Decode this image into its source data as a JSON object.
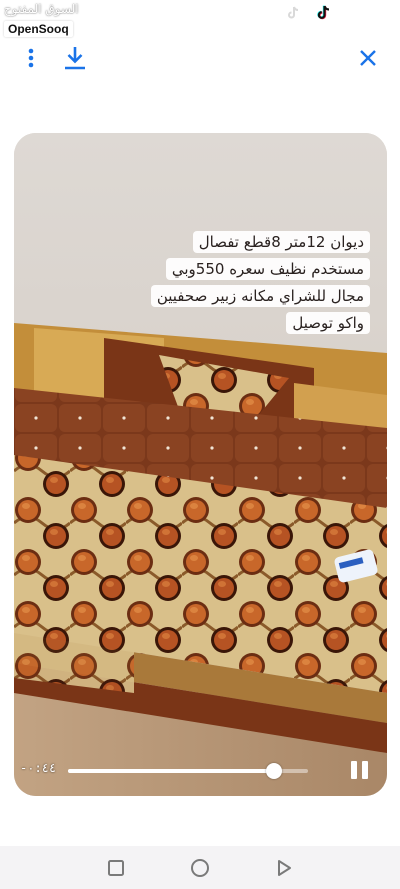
{
  "watermark": {
    "arabic": "السوق المفتوح",
    "latin": "OpenSooq"
  },
  "icons": {
    "more": "vertical-dots-icon",
    "download": "download-icon",
    "close": "close-x-icon",
    "tiktok": "tiktok-icon",
    "pause": "pause-icon",
    "nav_recents": "square-recents-icon",
    "nav_home": "circle-home-icon",
    "nav_back": "triangle-back-icon"
  },
  "colors": {
    "accent": "#1a73e8",
    "sofa_brown": "#7a3a1c",
    "orange": "#d8702e"
  },
  "caption": {
    "lines": [
      "ديوان 12متر 8قطع تفصال",
      "مستخدم نظيف سعره 550وبي",
      "مجال للشراي مكانه زبير صحفيين",
      "واكو توصيل"
    ]
  },
  "player": {
    "time": "-٠:٤٤",
    "progress": 0.86
  }
}
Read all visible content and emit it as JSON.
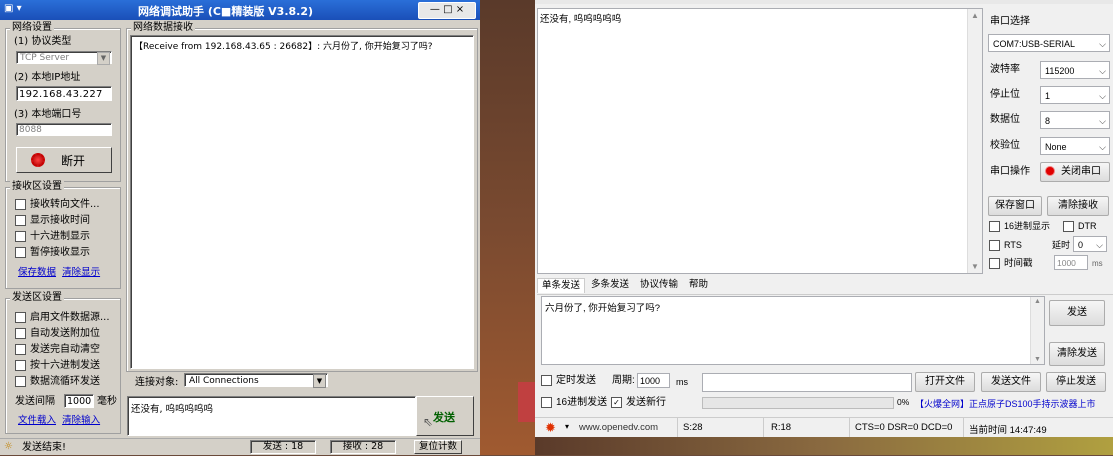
{
  "left": {
    "title": "网络调试助手 (C■精装版 V3.8.2)",
    "network": {
      "group": "网络设置",
      "protocol_label": "(1) 协议类型",
      "protocol_value": "TCP Server",
      "ip_label": "(2) 本地IP地址",
      "ip_value": "192.168.43.227",
      "port_label": "(3) 本地端口号",
      "port_value": "8088",
      "disconnect": "断开"
    },
    "recv": {
      "group": "接收区设置",
      "opts": [
        "接收转向文件...",
        "显示接收时间",
        "十六进制显示",
        "暂停接收显示"
      ],
      "save": "保存数据",
      "clear": "清除显示"
    },
    "send": {
      "group": "发送区设置",
      "opts": [
        "启用文件数据源...",
        "自动发送附加位",
        "发送完自动清空",
        "按十六进制发送",
        "数据流循环发送"
      ],
      "interval_label": "发送间隔",
      "interval_value": "1000",
      "interval_unit": "毫秒",
      "file_load": "文件载入",
      "clear_input": "清除输入"
    },
    "data_group": "网络数据接收",
    "received": "【Receive from 192.168.43.65 : 26682】: 六月份了, 你开始复习了吗?",
    "target_label": "连接对象:",
    "target_value": "All Connections",
    "send_text": "还没有, 呜呜呜呜呜",
    "send_button": "发送",
    "status_text": "发送结束!",
    "sent_count": "发送 : 18",
    "recv_count": "接收 : 28",
    "reset": "复位计数"
  },
  "right": {
    "recv_text": "还没有, 呜呜呜呜呜",
    "port_select_label": "串口选择",
    "port_value": "COM7:USB-SERIAL",
    "baud_label": "波特率",
    "baud_value": "115200",
    "stop_label": "停止位",
    "stop_value": "1",
    "data_label": "数据位",
    "data_value": "8",
    "parity_label": "校验位",
    "parity_value": "None",
    "op_label": "串口操作",
    "close_port": "关闭串口",
    "save_window": "保存窗口",
    "clear_recv": "清除接收",
    "hex_display": "16进制显示",
    "dtr": "DTR",
    "rts": "RTS",
    "delay_label": "延时",
    "delay_value": "0",
    "timestamp": "时间戳",
    "timestamp_value": "1000",
    "ms": "ms",
    "tabs": [
      "单条发送",
      "多条发送",
      "协议传输",
      "帮助"
    ],
    "send_text": "六月份了, 你开始复习了吗?",
    "send_button": "发送",
    "clear_send": "清除发送",
    "timed_send": "定时发送",
    "period_label": "周期:",
    "period_value": "1000",
    "open_file": "打开文件",
    "send_file": "发送文件",
    "stop_send": "停止发送",
    "hex_send": "16进制发送",
    "send_newline": "发送新行",
    "percent": "0%",
    "ad": "【火爆全网】正点原子DS100手持示波器上市",
    "url": "www.openedv.com",
    "s_count": "S:28",
    "r_count": "R:18",
    "signals": "CTS=0 DSR=0 DCD=0",
    "time": "当前时间 14:47:49"
  }
}
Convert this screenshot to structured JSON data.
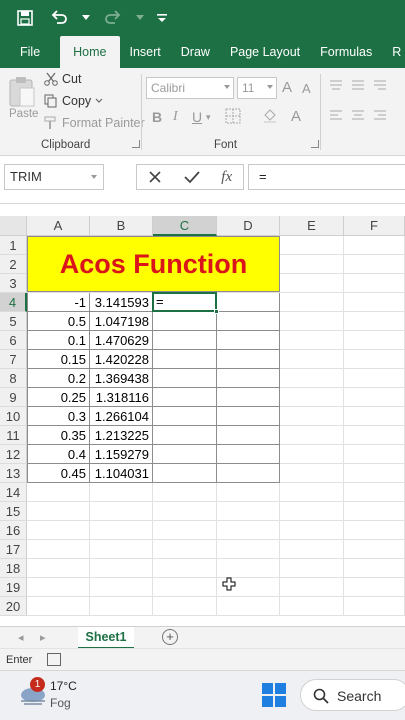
{
  "quick_access": {
    "save_icon": "save-icon",
    "undo_icon": "undo-icon",
    "redo_icon": "redo-icon",
    "customize_icon": "chevron-down-icon"
  },
  "ribbon_tabs": [
    "File",
    "Home",
    "Insert",
    "Draw",
    "Page Layout",
    "Formulas",
    "R"
  ],
  "clipboard": {
    "paste": "Paste",
    "cut": "Cut",
    "copy": "Copy",
    "format_painter": "Format Painter",
    "group_label": "Clipboard"
  },
  "font": {
    "name": "Calibri",
    "size": "11",
    "grow": "A",
    "shrink": "A",
    "bold": "B",
    "italic": "I",
    "underline": "U",
    "group_label": "Font"
  },
  "formula_bar": {
    "name_box": "TRIM",
    "fx": "fx",
    "value": "="
  },
  "columns": [
    "A",
    "B",
    "C",
    "D",
    "E",
    "F"
  ],
  "rows": [
    "1",
    "2",
    "3",
    "4",
    "5",
    "6",
    "7",
    "8",
    "9",
    "10",
    "11",
    "12",
    "13",
    "14",
    "15",
    "16",
    "17",
    "18",
    "19",
    "20"
  ],
  "sheet_title": "Acos Function",
  "table": [
    {
      "a": "-1",
      "b": "3.141593"
    },
    {
      "a": "0.5",
      "b": "1.047198"
    },
    {
      "a": "0.1",
      "b": "1.470629"
    },
    {
      "a": "0.15",
      "b": "1.420228"
    },
    {
      "a": "0.2",
      "b": "1.369438"
    },
    {
      "a": "0.25",
      "b": "1.318116"
    },
    {
      "a": "0.3",
      "b": "1.266104"
    },
    {
      "a": "0.35",
      "b": "1.213225"
    },
    {
      "a": "0.4",
      "b": "1.159279"
    },
    {
      "a": "0.45",
      "b": "1.104031"
    }
  ],
  "active_cell": {
    "ref": "C4",
    "content": "="
  },
  "sheet_tabs": [
    "Sheet1"
  ],
  "status": {
    "mode": "Enter"
  },
  "taskbar": {
    "badge": "1",
    "temperature": "17°C",
    "condition": "Fog",
    "search": "Search"
  },
  "colors": {
    "excel_green": "#1d7044",
    "title_fill": "#ffff00",
    "title_text": "#d9141b"
  }
}
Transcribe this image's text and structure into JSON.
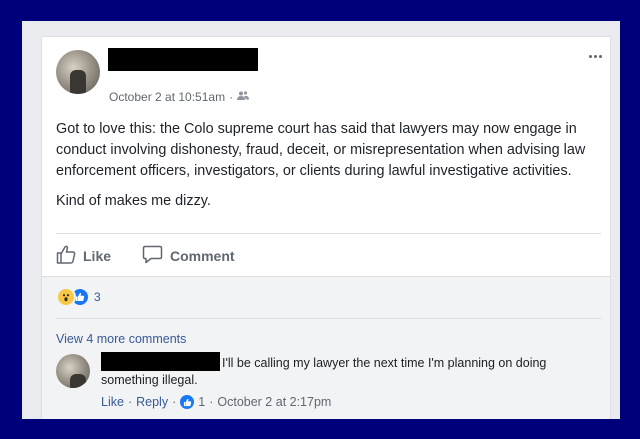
{
  "post": {
    "timestamp": "October 2 at 10:51am",
    "separator": "·",
    "privacy_icon": "friends-icon",
    "more_icon": "more-options-icon",
    "paragraphs": [
      "Got to love this: the Colo supreme court has said that lawyers may now engage in conduct involving dishonesty, fraud, deceit, or misrepresentation when advising law enforcement officers, investigators, or clients during lawful investigative activities.",
      "Kind of makes me dizzy."
    ]
  },
  "actions": {
    "like_label": "Like",
    "comment_label": "Comment"
  },
  "reactions": {
    "count": "3",
    "types": [
      "wow",
      "like"
    ]
  },
  "comments": {
    "view_more": "View 4 more comments",
    "items": [
      {
        "text": "I'll be calling my lawyer the next time I'm planning on doing something illegal.",
        "like_label": "Like",
        "reply_label": "Reply",
        "reaction_count": "1",
        "timestamp": "October 2 at 2:17pm",
        "separator": "·"
      }
    ]
  },
  "colors": {
    "border": "#00007a",
    "link": "#385898",
    "like_blue": "#1877f2"
  }
}
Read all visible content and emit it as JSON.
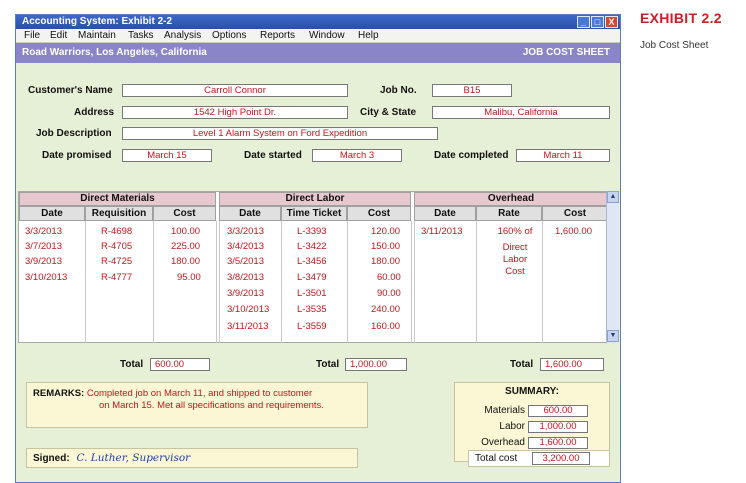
{
  "exhibit": {
    "label": "EXHIBIT 2.2",
    "subtitle": "Job Cost Sheet"
  },
  "window": {
    "title": "Accounting System: Exhibit 2-2",
    "buttons": [
      "_",
      "□",
      "X"
    ]
  },
  "menu": [
    "File",
    "Edit",
    "Maintain",
    "Tasks",
    "Analysis",
    "Options",
    "Reports",
    "Window",
    "Help"
  ],
  "banner": {
    "company": "Road Warriors, Los Angeles, California",
    "sheet_title": "JOB COST SHEET"
  },
  "header": {
    "customer_label": "Customer's Name",
    "customer": "Carroll Connor",
    "job_no_label": "Job No.",
    "job_no": "B15",
    "address_label": "Address",
    "address": "1542 High Point Dr.",
    "city_label": "City & State",
    "city": "Malibu, California",
    "description_label": "Job Description",
    "description": "Level 1 Alarm System on Ford Expedition",
    "date_promised_label": "Date promised",
    "date_promised": "March 15",
    "date_started_label": "Date started",
    "date_started": "March 3",
    "date_completed_label": "Date completed",
    "date_completed": "March 11"
  },
  "table": {
    "groups": [
      "Direct Materials",
      "Direct Labor",
      "Overhead"
    ],
    "columns": [
      "Date",
      "Requisition",
      "Cost",
      "Date",
      "Time Ticket",
      "Cost",
      "Date",
      "Rate",
      "Cost"
    ],
    "materials": [
      {
        "date": "3/3/2013",
        "req": "R-4698",
        "cost": "100.00"
      },
      {
        "date": "3/7/2013",
        "req": "R-4705",
        "cost": "225.00"
      },
      {
        "date": "3/9/2013",
        "req": "R-4725",
        "cost": "180.00"
      },
      {
        "date": "3/10/2013",
        "req": "R-4777",
        "cost": "95.00"
      }
    ],
    "labor": [
      {
        "date": "3/3/2013",
        "ticket": "L-3393",
        "cost": "120.00"
      },
      {
        "date": "3/4/2013",
        "ticket": "L-3422",
        "cost": "150.00"
      },
      {
        "date": "3/5/2013",
        "ticket": "L-3456",
        "cost": "180.00"
      },
      {
        "date": "3/8/2013",
        "ticket": "L-3479",
        "cost": "60.00"
      },
      {
        "date": "3/9/2013",
        "ticket": "L-3501",
        "cost": "90.00"
      },
      {
        "date": "3/10/2013",
        "ticket": "L-3535",
        "cost": "240.00"
      },
      {
        "date": "3/11/2013",
        "ticket": "L-3559",
        "cost": "160.00"
      }
    ],
    "overhead": {
      "date": "3/11/2013",
      "rate_line1": "160% of",
      "rate_rest": [
        "Direct",
        "Labor",
        "Cost"
      ],
      "cost": "1,600.00"
    }
  },
  "totals": {
    "label": "Total",
    "materials": "600.00",
    "labor": "1,000.00",
    "overhead": "1,600.00"
  },
  "remarks": {
    "label": "REMARKS:",
    "line1": "Completed job on March 11, and shipped to customer",
    "line2": "on March 15. Met all specifications and requirements."
  },
  "summary": {
    "title": "SUMMARY:",
    "materials_label": "Materials",
    "materials": "600.00",
    "labor_label": "Labor",
    "labor": "1,000.00",
    "overhead_label": "Overhead",
    "overhead": "1,600.00",
    "total_label": "Total cost",
    "total": "3,200.00"
  },
  "signed": {
    "label": "Signed:",
    "signature": "C. Luther, Supervisor"
  },
  "colors": {
    "entry_red": "#c4161c",
    "banner": "#8a84c8",
    "group_header": "#e7c8cf",
    "panel": "#e6f0d6",
    "note_bg": "#fbf7d4"
  }
}
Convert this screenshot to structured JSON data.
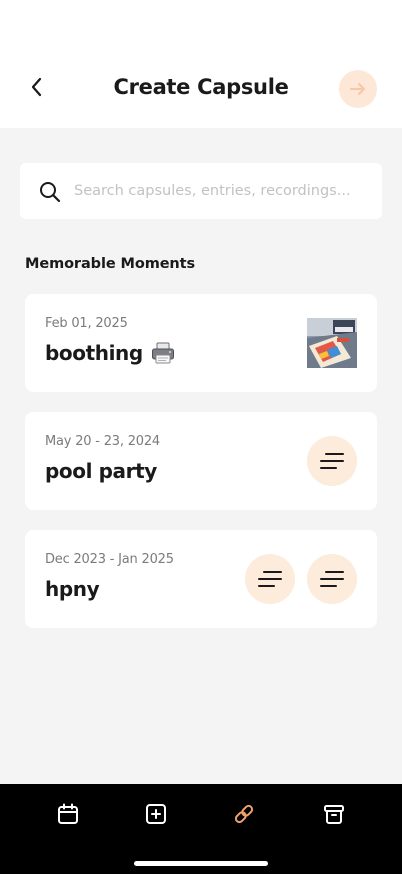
{
  "header": {
    "title": "Create Capsule"
  },
  "search": {
    "placeholder": "Search capsules, entries, recordings..."
  },
  "section": {
    "title": "Memorable Moments"
  },
  "cards": [
    {
      "date": "Feb 01, 2025",
      "name": "boothing",
      "media": "photo-thumbnail"
    },
    {
      "date": "May 20 - 23, 2024",
      "name": "pool party",
      "media": "text-lines-icon"
    },
    {
      "date": "Dec 2023 - Jan 2025",
      "name": "hpny",
      "media": "text-lines-icon x2"
    }
  ],
  "tabbar": {
    "items": [
      "calendar-icon",
      "add-square-icon",
      "link-icon",
      "archive-box-icon"
    ],
    "active_index": 2
  },
  "colors": {
    "accent": "#f0a26a",
    "accent_light": "#fdebdc",
    "background": "#f4f4f4",
    "tabbar": "#000000"
  }
}
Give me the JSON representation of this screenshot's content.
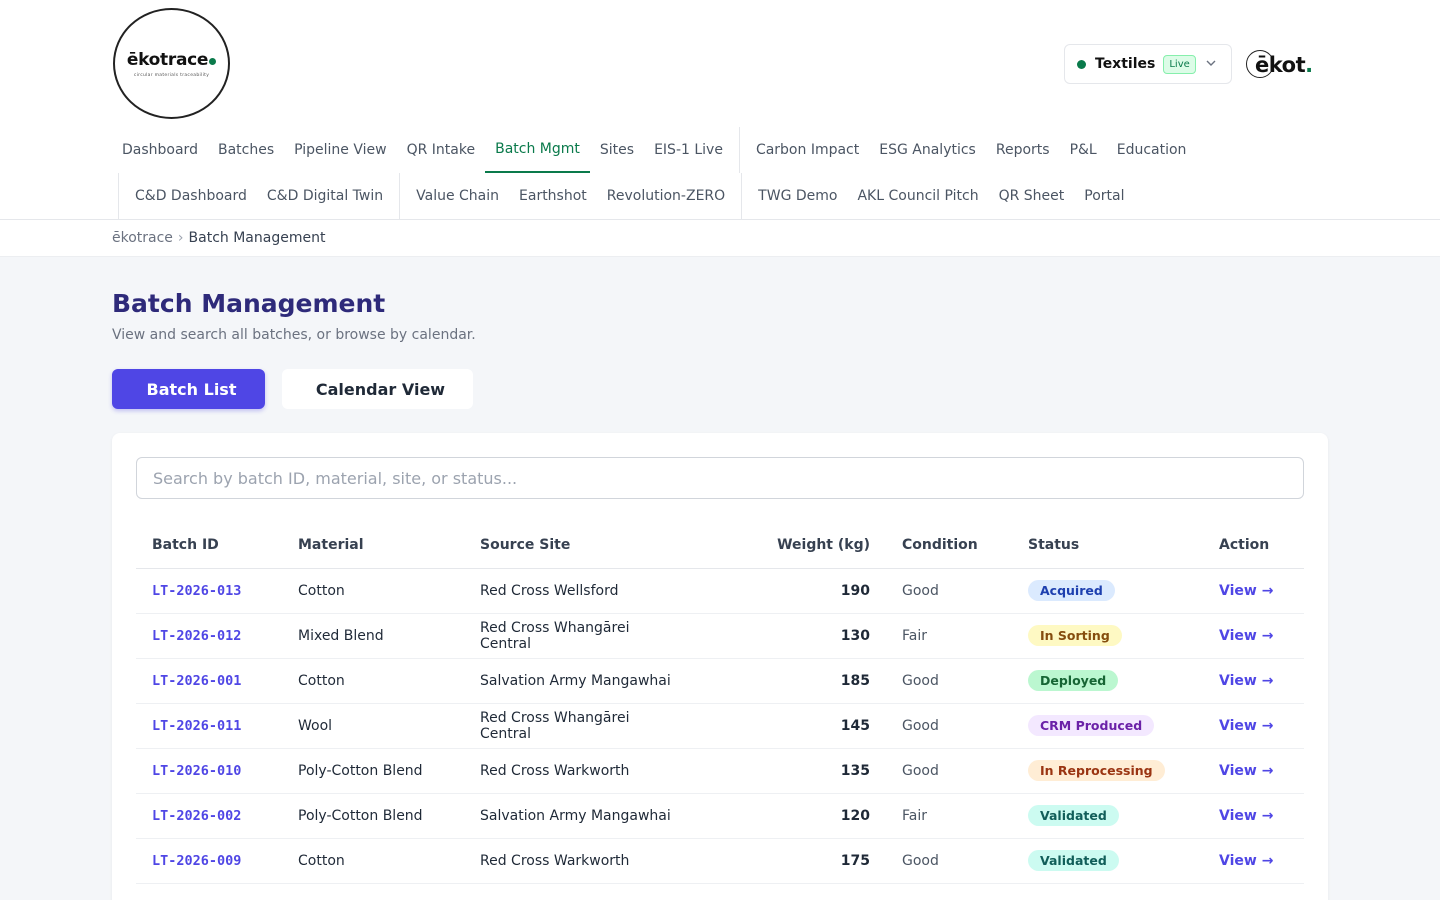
{
  "brand": {
    "logo_word": "ēkotrace",
    "logo_tagline": "circular materials traceability",
    "mark_text": "ēkot",
    "mark_dot": "."
  },
  "sector": {
    "label": "Textiles",
    "badge": "Live",
    "status_color": "#0a7a4b"
  },
  "nav": {
    "row1": [
      {
        "label": "Dashboard",
        "active": false
      },
      {
        "label": "Batches",
        "active": false
      },
      {
        "label": "Pipeline View",
        "active": false
      },
      {
        "label": "QR Intake",
        "active": false
      },
      {
        "label": "Batch Mgmt",
        "active": true
      },
      {
        "label": "Sites",
        "active": false
      },
      {
        "label": "EIS-1 Live",
        "active": false
      },
      {
        "sep": true
      },
      {
        "label": "Carbon Impact",
        "active": false
      },
      {
        "label": "ESG Analytics",
        "active": false
      },
      {
        "label": "Reports",
        "active": false
      },
      {
        "label": "P&L",
        "active": false
      },
      {
        "label": "Education",
        "active": false
      }
    ],
    "row2": [
      {
        "sep": true
      },
      {
        "label": "C&D Dashboard",
        "active": false
      },
      {
        "label": "C&D Digital Twin",
        "active": false
      },
      {
        "sep": true
      },
      {
        "label": "Value Chain",
        "active": false
      },
      {
        "label": "Earthshot",
        "active": false
      },
      {
        "label": "Revolution-ZERO",
        "active": false
      },
      {
        "sep": true
      },
      {
        "label": "TWG Demo",
        "active": false
      },
      {
        "label": "AKL Council Pitch",
        "active": false
      },
      {
        "label": "QR Sheet",
        "active": false
      },
      {
        "label": "Portal",
        "active": false
      }
    ]
  },
  "breadcrumb": {
    "home": "ēkotrace",
    "separator": "›",
    "current": "Batch Management"
  },
  "page": {
    "title": "Batch Management",
    "subtitle": "View and search all batches, or browse by calendar.",
    "views": {
      "list_icon": "",
      "list_label": "Batch List",
      "calendar_icon": "",
      "calendar_label": "Calendar View"
    }
  },
  "search": {
    "placeholder": "Search by batch ID, material, site, or status...",
    "value": ""
  },
  "table": {
    "headers": {
      "batch_id": "Batch ID",
      "material": "Material",
      "source_site": "Source Site",
      "weight": "Weight (kg)",
      "condition": "Condition",
      "status": "Status",
      "action": "Action"
    },
    "action_label": "View →",
    "rows": [
      {
        "id": "LT-2026-013",
        "material": "Cotton",
        "site": "Red Cross Wellsford",
        "weight": "190",
        "condition": "Good",
        "status": "Acquired",
        "status_bg": "#dbeafe",
        "status_fg": "#1e40af"
      },
      {
        "id": "LT-2026-012",
        "material": "Mixed Blend",
        "site": "Red Cross Whangārei Central",
        "weight": "130",
        "condition": "Fair",
        "status": "In Sorting",
        "status_bg": "#fef9c3",
        "status_fg": "#854d0e"
      },
      {
        "id": "LT-2026-001",
        "material": "Cotton",
        "site": "Salvation Army Mangawhai",
        "weight": "185",
        "condition": "Good",
        "status": "Deployed",
        "status_bg": "#bbf7d0",
        "status_fg": "#166534"
      },
      {
        "id": "LT-2026-011",
        "material": "Wool",
        "site": "Red Cross Whangārei Central",
        "weight": "145",
        "condition": "Good",
        "status": "CRM Produced",
        "status_bg": "#f3e8ff",
        "status_fg": "#6b21a8"
      },
      {
        "id": "LT-2026-010",
        "material": "Poly-Cotton Blend",
        "site": "Red Cross Warkworth",
        "weight": "135",
        "condition": "Good",
        "status": "In Reprocessing",
        "status_bg": "#ffedd5",
        "status_fg": "#9a3412"
      },
      {
        "id": "LT-2026-002",
        "material": "Poly-Cotton Blend",
        "site": "Salvation Army Mangawhai",
        "weight": "120",
        "condition": "Fair",
        "status": "Validated",
        "status_bg": "#ccfbf1",
        "status_fg": "#115e59"
      },
      {
        "id": "LT-2026-009",
        "material": "Cotton",
        "site": "Red Cross Warkworth",
        "weight": "175",
        "condition": "Good",
        "status": "Validated",
        "status_bg": "#ccfbf1",
        "status_fg": "#115e59"
      }
    ]
  }
}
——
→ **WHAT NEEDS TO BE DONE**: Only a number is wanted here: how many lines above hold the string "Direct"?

→ **ANSWER SPACE**: 3